» **GIVEN DATA**
....

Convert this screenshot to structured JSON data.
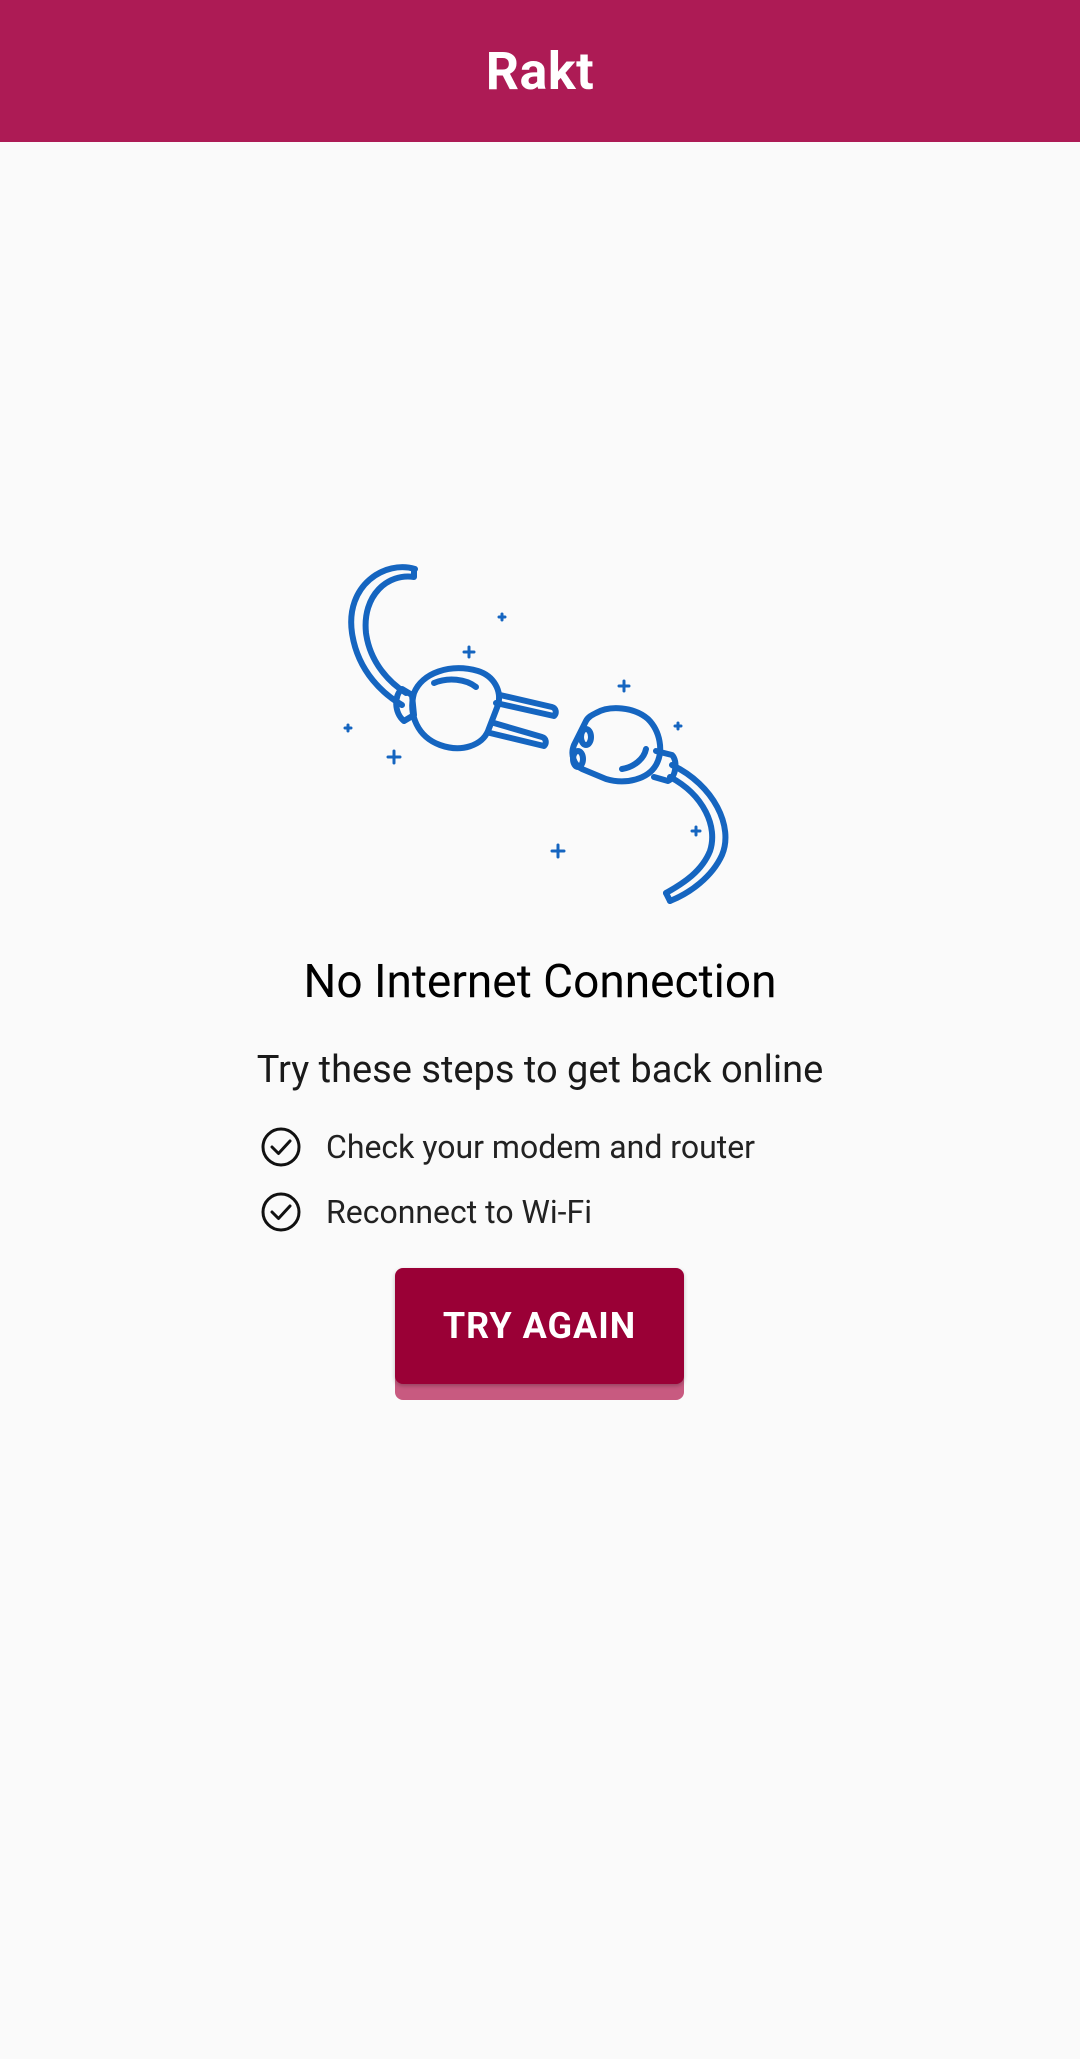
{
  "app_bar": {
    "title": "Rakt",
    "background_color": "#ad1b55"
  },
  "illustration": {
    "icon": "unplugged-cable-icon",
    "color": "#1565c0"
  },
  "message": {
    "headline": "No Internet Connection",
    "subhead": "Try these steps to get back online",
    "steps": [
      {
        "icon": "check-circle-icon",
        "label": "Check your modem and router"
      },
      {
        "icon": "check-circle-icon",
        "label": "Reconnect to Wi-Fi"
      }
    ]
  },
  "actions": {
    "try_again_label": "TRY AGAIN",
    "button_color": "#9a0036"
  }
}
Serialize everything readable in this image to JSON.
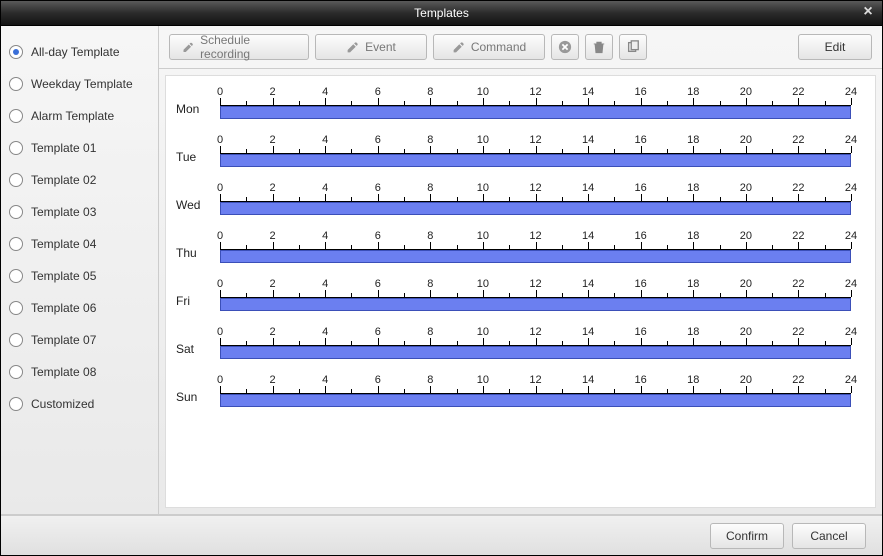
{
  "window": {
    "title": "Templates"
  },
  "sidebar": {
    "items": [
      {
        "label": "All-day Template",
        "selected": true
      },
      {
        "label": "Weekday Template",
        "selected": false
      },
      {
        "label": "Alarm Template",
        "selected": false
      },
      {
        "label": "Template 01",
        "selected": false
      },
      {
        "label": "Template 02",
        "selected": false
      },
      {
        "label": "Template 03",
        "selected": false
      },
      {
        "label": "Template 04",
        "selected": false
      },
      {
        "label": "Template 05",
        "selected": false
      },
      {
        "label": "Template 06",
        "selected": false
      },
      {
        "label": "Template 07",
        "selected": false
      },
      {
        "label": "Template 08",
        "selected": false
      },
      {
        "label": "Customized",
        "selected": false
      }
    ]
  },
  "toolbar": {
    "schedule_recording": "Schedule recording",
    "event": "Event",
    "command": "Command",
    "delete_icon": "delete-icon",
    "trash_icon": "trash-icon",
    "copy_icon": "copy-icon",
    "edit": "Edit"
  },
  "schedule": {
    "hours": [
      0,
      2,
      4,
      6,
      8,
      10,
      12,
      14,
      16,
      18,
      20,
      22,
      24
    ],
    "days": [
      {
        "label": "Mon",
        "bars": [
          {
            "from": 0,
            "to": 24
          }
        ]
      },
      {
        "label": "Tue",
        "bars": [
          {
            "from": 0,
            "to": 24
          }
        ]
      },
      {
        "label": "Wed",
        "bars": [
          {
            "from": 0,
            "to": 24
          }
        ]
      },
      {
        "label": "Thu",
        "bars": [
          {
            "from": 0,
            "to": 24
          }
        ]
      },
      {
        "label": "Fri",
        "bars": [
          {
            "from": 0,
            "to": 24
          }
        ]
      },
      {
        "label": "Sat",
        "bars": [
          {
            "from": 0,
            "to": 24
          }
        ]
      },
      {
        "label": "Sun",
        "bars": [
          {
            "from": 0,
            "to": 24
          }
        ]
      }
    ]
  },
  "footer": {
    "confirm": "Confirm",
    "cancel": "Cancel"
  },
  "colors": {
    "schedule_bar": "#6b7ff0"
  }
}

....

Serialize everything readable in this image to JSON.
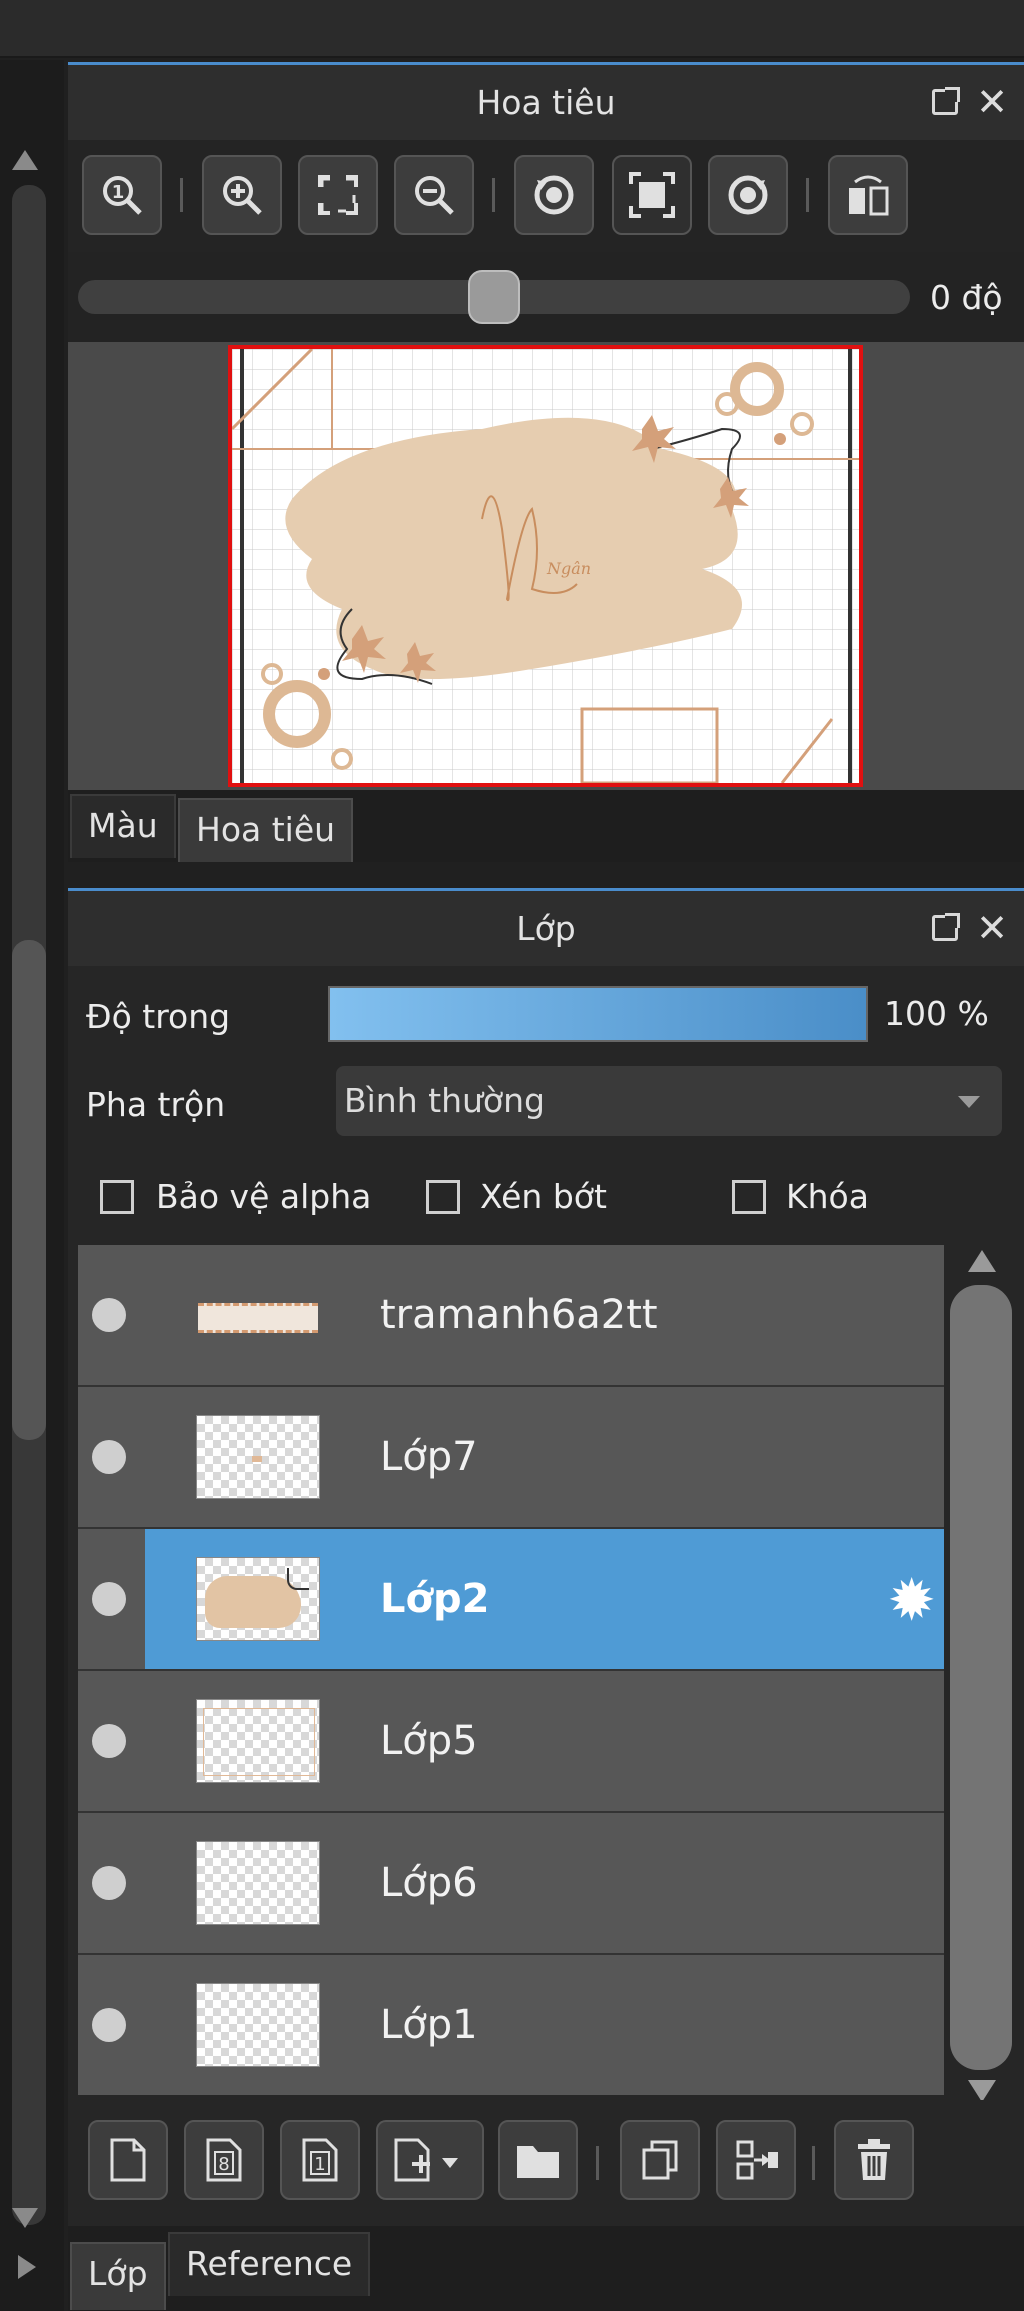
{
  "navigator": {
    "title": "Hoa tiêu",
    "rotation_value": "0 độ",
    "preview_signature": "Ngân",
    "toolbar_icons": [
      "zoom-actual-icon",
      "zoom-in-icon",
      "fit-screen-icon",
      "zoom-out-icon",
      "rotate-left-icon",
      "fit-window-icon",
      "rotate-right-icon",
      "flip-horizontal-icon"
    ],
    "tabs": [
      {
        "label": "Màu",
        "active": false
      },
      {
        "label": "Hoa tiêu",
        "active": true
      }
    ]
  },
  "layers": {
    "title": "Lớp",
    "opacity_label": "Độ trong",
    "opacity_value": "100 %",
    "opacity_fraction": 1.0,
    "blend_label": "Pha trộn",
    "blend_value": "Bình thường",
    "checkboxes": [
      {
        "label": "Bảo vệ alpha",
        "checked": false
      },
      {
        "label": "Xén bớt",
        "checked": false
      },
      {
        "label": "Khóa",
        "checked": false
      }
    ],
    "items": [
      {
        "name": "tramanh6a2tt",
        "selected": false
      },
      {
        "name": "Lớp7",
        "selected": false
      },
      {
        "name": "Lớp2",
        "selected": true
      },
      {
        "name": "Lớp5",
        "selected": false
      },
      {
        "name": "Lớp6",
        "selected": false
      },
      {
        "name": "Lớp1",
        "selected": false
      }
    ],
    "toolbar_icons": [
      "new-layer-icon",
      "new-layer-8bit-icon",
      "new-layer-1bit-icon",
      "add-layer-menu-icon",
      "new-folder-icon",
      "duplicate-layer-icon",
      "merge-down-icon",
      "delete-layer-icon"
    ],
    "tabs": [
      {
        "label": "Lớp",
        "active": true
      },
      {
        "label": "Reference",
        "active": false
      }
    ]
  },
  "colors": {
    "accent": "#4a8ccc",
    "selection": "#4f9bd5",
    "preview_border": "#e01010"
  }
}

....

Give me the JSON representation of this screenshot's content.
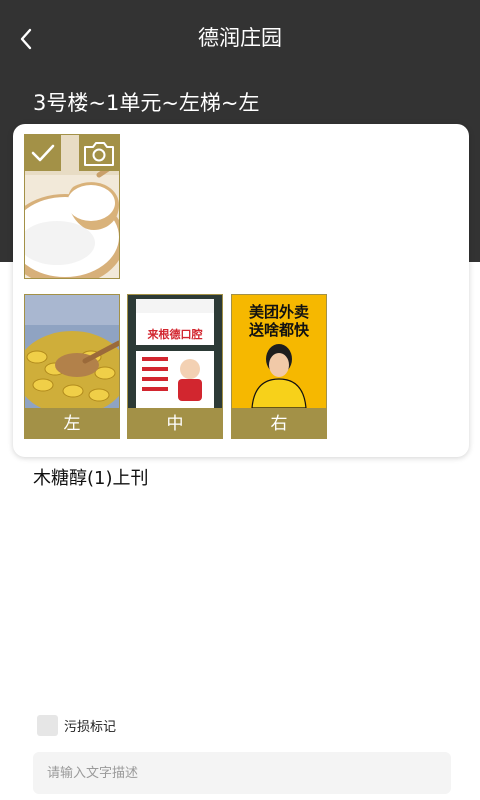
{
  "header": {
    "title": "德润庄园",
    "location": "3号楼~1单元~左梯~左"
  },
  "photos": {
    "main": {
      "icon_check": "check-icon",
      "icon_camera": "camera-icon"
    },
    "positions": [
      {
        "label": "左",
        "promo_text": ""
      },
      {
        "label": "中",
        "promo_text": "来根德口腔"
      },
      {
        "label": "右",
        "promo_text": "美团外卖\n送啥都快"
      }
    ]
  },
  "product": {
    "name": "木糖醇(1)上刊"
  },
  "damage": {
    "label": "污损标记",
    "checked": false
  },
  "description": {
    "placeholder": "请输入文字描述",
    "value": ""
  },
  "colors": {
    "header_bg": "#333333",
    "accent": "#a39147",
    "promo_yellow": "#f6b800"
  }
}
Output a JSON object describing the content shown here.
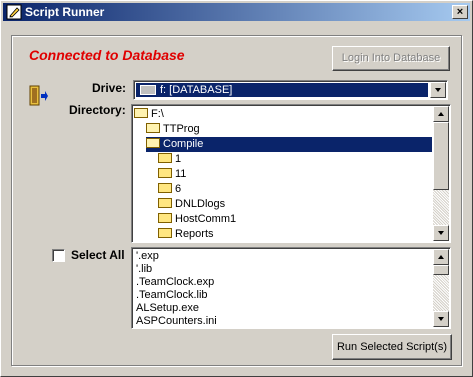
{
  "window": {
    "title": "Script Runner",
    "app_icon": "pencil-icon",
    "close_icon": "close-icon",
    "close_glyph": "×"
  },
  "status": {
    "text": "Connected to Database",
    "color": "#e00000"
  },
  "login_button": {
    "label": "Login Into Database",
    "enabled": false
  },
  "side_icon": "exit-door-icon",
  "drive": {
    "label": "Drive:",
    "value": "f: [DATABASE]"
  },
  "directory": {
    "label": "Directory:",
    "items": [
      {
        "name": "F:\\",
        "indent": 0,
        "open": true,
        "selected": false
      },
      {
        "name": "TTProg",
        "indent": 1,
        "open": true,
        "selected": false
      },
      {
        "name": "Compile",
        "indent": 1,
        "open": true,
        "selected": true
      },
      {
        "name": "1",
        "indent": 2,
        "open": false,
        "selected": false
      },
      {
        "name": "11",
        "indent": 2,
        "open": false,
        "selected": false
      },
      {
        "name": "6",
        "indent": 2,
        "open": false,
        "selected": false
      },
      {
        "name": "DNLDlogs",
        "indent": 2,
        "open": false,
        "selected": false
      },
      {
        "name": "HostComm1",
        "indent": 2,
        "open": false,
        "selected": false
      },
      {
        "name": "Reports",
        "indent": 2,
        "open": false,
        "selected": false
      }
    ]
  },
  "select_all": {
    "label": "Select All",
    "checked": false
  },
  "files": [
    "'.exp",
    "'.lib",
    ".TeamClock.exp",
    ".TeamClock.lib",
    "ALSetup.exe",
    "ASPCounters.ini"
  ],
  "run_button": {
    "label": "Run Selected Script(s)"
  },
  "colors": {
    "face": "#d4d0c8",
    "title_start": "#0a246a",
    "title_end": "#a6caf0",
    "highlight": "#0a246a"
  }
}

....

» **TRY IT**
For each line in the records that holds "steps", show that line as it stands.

» **EXPECTED ANSWER**
    "subhead": "Try these steps to get back online",
    "steps": [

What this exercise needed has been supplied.